Hoses of vehicle radiators designed to be highly durable and last for a long period of time. However, they can get damaged over time due to exposure to harsh chemicals and dirt from the roadway. Cracks in radiator hoses, in turn, take a toll on the cooling functionality of the radiator. As a result, it becomes prone to irreversible damages to several parts.

leaking engine hose 1


Vehicle radiators, at times, can get clogged which causes them to overheat. The overheating cause the head gasket to get damaged which, in turn, interferes with the cooling functionality of the radiator. As a result, the engine gets overheated.


Although radiator leakages are quite bothersome, it is possible for you to detect them by paying attention to the important signs. Doing this will help you get an early diagnosis of the specific problem which, in turn, can help you act immediately and lower the risk of further damage.

Here are some of the common signs of radiator leaks to check out:

Frequent overheating of the engine

One of the common radiator leak symptoms is frequent overheating of the engine. As mentioned above, the main function of the radiator is to continuously cool the engine so as to prevent it from overheating. However, any damage to the radiator can lower its functionality, causing the engine to overheat. If your car’s engine overheats for a sustained period of time, several damages can occur such as cracking in the piston, melting of the spark plug electrode straps, broken piston rings, and damages to the bearings.

Leakage of the coolant

One of the obvious signs of radiator leakage is the leakage of the coolant content that the radiator stores. As mentioned above, leakage of the coolant can occur whenever there is a minor phone or puncture in the radiator. Applying a strong radiator leak sealant is a good way to cover up the holes and punctures and prevent the coolant content from leaking.

How To Fix Coolant Leak 1
Fix a coolant leak

Discolouration of the coolant

While discolouration of the coolant is not a direct sign of radiator leakage, it definitely is one of the common symptoms of a clogged radiator. Clogging of the radiator also means thickening of the coolant which occurs due to contamination of the coolant liquid. When contaminants cause the coolant to thicken, it cannot travel freely throughout the radiator passages. Good quality vehicle coolant is either green or yellow in colour.

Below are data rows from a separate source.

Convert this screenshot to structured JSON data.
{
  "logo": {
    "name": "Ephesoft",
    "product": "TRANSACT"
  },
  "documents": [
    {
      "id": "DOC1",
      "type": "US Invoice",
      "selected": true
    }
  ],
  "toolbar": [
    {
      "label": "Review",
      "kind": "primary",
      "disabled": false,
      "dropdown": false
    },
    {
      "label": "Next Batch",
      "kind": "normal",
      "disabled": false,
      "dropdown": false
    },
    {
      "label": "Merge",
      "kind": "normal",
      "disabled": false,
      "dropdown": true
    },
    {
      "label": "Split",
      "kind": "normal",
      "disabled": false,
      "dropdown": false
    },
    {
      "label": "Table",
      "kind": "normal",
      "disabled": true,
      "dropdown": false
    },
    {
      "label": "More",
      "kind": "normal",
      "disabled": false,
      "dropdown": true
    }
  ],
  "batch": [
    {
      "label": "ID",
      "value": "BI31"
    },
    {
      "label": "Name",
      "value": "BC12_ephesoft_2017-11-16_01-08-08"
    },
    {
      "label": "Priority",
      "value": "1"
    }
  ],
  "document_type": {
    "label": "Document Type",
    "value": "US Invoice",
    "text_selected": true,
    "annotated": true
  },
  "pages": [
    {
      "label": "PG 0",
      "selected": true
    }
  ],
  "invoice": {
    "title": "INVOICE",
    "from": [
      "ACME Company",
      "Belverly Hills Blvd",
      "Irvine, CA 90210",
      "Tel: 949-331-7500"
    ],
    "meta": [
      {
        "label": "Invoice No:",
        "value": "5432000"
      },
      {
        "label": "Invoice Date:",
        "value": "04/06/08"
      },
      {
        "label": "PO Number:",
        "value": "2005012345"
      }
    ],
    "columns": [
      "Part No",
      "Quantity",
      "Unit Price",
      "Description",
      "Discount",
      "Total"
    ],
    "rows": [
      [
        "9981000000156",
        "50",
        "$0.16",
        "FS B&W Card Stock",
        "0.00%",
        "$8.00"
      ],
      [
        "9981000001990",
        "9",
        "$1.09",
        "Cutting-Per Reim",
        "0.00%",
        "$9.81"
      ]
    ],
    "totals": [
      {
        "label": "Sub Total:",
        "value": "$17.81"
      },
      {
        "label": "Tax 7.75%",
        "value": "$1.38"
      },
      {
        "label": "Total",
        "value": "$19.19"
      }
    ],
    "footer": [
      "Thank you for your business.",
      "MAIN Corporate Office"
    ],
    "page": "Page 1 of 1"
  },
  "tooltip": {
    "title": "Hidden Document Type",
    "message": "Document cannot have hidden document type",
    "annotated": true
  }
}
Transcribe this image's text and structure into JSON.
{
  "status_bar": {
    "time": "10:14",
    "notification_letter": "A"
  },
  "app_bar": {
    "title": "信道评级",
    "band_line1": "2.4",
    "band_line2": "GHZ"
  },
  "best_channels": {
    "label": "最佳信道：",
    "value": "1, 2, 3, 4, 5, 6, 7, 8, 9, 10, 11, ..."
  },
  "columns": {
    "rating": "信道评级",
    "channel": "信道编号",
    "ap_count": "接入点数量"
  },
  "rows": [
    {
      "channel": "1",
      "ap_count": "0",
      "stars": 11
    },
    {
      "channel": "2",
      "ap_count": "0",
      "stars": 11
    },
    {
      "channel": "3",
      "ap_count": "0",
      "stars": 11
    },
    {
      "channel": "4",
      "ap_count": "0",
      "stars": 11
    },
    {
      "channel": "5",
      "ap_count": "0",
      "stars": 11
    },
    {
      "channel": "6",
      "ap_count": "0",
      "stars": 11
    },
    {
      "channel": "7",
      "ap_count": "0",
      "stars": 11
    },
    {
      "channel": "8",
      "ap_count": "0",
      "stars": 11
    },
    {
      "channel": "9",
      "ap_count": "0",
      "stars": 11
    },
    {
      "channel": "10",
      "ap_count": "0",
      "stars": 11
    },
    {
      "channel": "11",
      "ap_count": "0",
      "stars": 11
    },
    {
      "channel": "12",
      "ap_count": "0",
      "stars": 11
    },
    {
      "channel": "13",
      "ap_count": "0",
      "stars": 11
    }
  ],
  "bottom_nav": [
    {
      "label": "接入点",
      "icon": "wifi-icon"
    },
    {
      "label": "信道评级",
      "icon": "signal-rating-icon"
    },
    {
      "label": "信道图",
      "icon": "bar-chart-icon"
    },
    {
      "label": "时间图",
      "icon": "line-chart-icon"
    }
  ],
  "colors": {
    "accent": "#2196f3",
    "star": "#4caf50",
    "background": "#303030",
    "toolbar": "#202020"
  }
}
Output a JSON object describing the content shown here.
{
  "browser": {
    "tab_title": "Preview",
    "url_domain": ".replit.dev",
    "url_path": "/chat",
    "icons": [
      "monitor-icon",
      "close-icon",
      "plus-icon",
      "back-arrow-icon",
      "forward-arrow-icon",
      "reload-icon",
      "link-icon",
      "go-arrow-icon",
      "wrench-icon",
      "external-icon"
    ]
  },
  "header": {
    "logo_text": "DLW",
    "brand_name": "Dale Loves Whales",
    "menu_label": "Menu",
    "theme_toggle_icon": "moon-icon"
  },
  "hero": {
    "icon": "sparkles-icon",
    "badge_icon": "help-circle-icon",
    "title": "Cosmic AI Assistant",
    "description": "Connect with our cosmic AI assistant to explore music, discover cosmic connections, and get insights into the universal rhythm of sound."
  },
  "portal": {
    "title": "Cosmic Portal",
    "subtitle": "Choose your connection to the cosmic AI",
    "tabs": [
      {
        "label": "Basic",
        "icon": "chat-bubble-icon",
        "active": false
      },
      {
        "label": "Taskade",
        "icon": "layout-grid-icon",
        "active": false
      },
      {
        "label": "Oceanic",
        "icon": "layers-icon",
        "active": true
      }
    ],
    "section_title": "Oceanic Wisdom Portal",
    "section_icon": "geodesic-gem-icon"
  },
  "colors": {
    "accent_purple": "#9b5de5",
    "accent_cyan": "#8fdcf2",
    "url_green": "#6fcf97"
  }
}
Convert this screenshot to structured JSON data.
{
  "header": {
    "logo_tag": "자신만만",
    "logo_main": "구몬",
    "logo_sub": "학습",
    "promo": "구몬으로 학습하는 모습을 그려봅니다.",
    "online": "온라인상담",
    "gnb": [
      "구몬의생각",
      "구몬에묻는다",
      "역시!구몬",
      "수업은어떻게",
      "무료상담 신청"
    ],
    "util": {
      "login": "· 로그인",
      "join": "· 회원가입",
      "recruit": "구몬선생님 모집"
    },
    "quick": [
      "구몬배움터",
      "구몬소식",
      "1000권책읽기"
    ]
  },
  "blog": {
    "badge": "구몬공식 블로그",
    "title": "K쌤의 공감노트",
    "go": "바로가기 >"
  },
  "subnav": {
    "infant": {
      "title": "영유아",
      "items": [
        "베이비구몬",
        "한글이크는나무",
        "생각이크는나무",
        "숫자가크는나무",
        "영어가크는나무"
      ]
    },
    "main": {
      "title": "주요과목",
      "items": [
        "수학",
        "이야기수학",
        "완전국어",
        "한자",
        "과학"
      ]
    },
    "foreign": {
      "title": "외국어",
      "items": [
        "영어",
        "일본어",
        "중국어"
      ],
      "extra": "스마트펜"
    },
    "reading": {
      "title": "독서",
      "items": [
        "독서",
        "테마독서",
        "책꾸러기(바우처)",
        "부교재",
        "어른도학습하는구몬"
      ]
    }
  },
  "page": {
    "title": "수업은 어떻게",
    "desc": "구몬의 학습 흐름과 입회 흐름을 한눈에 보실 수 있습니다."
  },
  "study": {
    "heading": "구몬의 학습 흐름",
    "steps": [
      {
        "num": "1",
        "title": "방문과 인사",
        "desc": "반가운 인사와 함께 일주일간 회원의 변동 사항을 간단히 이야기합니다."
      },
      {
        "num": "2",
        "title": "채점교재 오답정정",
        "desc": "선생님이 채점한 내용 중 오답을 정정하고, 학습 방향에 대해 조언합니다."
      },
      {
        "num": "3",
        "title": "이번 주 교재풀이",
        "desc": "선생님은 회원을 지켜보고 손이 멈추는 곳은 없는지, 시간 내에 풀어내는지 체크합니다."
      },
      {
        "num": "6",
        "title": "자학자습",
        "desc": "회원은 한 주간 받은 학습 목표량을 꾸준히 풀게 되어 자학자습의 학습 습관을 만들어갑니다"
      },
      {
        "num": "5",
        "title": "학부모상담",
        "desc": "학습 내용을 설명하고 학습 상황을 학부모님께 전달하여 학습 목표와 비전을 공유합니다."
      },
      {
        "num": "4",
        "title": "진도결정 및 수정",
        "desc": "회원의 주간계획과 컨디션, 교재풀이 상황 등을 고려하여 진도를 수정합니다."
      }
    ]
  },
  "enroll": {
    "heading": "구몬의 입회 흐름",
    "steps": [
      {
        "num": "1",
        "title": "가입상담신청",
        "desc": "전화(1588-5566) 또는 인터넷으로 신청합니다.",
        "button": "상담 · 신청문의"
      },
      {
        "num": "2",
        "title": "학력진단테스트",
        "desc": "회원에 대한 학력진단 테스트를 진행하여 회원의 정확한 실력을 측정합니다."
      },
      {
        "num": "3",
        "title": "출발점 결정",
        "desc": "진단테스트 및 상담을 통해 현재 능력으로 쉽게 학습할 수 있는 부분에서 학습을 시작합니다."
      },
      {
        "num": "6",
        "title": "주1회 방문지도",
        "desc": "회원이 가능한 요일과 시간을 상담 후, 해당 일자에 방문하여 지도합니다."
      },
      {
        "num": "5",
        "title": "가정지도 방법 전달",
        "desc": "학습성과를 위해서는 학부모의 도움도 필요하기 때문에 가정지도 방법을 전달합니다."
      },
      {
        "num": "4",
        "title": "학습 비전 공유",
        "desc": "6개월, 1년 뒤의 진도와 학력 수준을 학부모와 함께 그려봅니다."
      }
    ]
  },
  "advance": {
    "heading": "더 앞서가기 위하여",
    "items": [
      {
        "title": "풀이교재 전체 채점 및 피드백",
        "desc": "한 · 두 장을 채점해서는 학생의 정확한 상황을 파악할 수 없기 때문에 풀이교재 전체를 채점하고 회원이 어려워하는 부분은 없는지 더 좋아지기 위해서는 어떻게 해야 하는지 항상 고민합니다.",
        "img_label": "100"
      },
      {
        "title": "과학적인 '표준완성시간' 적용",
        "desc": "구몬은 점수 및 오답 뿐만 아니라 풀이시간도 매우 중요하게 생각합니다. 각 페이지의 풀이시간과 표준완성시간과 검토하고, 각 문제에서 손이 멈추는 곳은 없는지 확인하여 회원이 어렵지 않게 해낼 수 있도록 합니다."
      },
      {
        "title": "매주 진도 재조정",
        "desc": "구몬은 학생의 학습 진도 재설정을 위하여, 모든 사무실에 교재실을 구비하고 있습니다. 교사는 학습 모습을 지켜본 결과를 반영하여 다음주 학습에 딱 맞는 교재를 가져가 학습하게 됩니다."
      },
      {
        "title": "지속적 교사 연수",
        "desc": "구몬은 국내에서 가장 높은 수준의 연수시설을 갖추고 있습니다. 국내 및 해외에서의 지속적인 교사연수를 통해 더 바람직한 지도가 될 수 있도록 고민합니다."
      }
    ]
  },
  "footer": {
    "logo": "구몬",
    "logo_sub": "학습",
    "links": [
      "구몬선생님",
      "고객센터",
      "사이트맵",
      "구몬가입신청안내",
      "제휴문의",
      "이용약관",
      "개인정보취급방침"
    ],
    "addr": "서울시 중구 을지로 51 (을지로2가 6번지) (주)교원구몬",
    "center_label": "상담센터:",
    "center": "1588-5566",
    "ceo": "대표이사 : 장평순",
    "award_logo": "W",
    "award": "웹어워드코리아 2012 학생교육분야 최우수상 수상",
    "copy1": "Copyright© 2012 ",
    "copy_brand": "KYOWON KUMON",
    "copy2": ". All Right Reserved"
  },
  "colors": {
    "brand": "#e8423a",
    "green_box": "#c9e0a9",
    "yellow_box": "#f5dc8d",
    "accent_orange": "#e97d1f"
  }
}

If the colour is changed, it is a strong indication of the contamination of the coolant.


As mentioned above, there are several ways how you can fix your vehicle’s radiator leakage on your own without having to take professional help. Here are some of the easy fixes that you can try on your own:

Easy fixes for holes and punctures

Aftermarket radiator stop leak products work great in helping you cover up small holes and punctures that may occur in your vehicle’s radiator. If you choose to use a leak sealant, make sure to go for a high-quality one in order to ensure the longevity of the fixes that you’ve done.

fixes for holes and punctures

An easy fix for clogging of the radiator

If you notice discolouration and clogging of the coolant in your vehicle’s radiator, it is best to drain all the discoloured/contaminated coolant and replace it with a new one. Doing this can be easier for you if you follow the instructions manual that you received when purchasing your vehicle.

Replacing hoses

The cause of leakage in your vehicle’s radiator is cracked hoses, it’s a must to replace them with new ones. For this, you have to get the replacing done by a certified professional. A proper technician will help you get a proper diagnosis of the radiator hose leaks and strategically replace the defective hose.

Replacing the radiator

In worst-case scenarios, some vehicle owners are left with no option but to replace the entire radiator, mainly due to extensive damages to the internal radiator passages.